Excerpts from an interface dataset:
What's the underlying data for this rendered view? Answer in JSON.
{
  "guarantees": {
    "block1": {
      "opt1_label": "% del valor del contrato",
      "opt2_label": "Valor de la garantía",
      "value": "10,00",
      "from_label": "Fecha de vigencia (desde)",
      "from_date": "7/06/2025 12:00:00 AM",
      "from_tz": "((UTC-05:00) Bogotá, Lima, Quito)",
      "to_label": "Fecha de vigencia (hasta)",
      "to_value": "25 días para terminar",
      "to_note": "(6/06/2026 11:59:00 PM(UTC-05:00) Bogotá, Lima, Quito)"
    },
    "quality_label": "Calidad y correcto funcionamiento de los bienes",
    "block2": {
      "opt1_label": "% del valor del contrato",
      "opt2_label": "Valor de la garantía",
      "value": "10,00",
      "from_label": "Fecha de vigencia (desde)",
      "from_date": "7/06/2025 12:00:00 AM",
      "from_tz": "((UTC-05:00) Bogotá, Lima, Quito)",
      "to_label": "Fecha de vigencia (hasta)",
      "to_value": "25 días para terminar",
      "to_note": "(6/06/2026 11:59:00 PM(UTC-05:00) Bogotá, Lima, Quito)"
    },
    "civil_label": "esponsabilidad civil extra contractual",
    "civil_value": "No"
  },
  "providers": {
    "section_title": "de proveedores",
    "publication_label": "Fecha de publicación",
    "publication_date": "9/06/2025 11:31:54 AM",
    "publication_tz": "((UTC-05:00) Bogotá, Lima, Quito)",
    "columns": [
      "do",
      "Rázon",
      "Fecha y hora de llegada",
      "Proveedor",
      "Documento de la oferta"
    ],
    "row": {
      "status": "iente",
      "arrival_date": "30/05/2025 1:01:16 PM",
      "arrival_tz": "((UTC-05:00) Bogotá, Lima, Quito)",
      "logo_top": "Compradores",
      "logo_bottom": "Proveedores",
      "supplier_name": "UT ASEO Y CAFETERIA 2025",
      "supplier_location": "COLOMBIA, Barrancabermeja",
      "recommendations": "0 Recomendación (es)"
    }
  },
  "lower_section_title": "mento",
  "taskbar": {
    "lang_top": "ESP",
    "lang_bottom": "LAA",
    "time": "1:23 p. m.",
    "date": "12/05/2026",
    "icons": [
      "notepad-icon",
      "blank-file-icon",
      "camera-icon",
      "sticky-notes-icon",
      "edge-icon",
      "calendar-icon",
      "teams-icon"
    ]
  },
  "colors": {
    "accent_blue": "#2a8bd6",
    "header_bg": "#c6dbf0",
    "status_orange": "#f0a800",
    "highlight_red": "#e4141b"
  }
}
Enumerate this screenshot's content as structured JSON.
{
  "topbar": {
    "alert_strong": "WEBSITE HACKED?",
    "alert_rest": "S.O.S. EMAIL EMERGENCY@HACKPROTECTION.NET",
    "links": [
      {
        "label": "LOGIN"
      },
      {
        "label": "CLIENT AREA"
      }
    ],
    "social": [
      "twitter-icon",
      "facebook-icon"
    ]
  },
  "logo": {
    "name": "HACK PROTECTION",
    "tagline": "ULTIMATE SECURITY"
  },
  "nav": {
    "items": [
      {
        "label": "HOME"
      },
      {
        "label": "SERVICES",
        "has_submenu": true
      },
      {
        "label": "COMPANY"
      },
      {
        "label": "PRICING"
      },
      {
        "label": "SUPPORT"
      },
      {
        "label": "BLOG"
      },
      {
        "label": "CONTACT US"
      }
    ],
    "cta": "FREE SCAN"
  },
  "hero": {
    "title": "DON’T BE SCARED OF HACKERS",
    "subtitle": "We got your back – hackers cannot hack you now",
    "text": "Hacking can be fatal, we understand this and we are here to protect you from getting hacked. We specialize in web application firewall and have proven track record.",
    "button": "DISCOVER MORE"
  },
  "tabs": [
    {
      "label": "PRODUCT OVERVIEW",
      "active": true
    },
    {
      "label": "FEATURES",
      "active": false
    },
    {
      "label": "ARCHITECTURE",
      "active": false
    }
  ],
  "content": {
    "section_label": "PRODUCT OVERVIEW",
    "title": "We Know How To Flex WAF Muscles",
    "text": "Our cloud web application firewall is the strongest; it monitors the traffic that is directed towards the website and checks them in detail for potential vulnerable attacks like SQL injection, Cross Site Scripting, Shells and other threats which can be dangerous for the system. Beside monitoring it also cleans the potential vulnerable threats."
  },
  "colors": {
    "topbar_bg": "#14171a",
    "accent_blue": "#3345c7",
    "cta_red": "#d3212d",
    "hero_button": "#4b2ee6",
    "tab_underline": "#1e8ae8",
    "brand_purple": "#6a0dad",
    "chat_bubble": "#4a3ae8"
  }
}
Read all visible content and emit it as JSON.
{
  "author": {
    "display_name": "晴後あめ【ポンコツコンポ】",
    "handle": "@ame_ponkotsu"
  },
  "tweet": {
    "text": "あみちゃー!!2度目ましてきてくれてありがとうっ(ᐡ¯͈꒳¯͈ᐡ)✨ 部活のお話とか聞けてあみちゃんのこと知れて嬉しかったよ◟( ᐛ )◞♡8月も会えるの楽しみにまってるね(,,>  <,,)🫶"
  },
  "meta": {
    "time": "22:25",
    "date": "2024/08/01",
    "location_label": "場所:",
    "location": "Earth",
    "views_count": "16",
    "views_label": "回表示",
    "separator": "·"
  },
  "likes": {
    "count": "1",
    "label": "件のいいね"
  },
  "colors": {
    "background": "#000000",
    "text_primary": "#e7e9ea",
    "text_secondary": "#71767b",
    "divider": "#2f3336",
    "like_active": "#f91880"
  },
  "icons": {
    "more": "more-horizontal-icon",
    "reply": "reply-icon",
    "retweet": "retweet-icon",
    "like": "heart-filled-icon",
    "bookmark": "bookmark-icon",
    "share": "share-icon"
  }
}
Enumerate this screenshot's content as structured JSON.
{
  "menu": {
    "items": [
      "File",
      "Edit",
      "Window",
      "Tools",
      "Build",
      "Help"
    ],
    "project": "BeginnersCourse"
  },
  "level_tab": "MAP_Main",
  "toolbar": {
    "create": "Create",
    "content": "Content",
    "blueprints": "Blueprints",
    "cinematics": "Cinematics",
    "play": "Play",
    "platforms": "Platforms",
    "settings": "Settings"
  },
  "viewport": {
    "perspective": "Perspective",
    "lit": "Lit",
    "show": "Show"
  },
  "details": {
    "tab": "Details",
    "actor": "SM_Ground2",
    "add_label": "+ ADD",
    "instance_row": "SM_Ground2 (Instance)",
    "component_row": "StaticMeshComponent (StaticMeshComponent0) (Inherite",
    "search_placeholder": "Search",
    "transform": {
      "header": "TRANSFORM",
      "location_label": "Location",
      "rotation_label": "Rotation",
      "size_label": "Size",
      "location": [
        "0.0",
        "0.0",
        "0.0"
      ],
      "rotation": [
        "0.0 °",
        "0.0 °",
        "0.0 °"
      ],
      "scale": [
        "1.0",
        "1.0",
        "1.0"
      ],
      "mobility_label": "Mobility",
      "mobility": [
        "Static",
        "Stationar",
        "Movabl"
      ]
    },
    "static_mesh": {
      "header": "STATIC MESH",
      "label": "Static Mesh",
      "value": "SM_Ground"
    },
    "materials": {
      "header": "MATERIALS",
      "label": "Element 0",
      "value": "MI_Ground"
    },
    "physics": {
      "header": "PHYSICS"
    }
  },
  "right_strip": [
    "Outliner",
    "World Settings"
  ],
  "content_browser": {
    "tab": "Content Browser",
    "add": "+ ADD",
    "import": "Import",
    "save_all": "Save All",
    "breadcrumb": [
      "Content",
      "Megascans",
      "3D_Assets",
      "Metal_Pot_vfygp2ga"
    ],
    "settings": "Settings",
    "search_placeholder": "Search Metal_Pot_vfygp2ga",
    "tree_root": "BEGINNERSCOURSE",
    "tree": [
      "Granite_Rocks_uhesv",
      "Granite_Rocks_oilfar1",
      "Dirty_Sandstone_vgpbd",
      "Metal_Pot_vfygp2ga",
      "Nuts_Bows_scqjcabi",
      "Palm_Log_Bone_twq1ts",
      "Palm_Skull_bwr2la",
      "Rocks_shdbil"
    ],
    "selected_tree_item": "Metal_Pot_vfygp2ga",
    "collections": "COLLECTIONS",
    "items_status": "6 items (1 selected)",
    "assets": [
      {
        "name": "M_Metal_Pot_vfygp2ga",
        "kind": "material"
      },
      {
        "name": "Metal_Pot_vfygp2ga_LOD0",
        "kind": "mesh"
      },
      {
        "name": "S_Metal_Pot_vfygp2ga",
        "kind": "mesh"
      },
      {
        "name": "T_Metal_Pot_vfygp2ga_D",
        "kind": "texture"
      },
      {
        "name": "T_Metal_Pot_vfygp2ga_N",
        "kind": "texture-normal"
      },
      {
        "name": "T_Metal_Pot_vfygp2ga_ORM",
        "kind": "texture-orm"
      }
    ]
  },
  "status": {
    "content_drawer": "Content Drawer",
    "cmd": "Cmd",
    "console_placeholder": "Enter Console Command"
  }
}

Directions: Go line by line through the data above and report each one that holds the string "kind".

Your solution:
        "kind": "material"
        "kind": "mesh"
        "kind": "mesh"
        "kind": "texture"
        "kind": "texture-normal"
        "kind": "texture-orm"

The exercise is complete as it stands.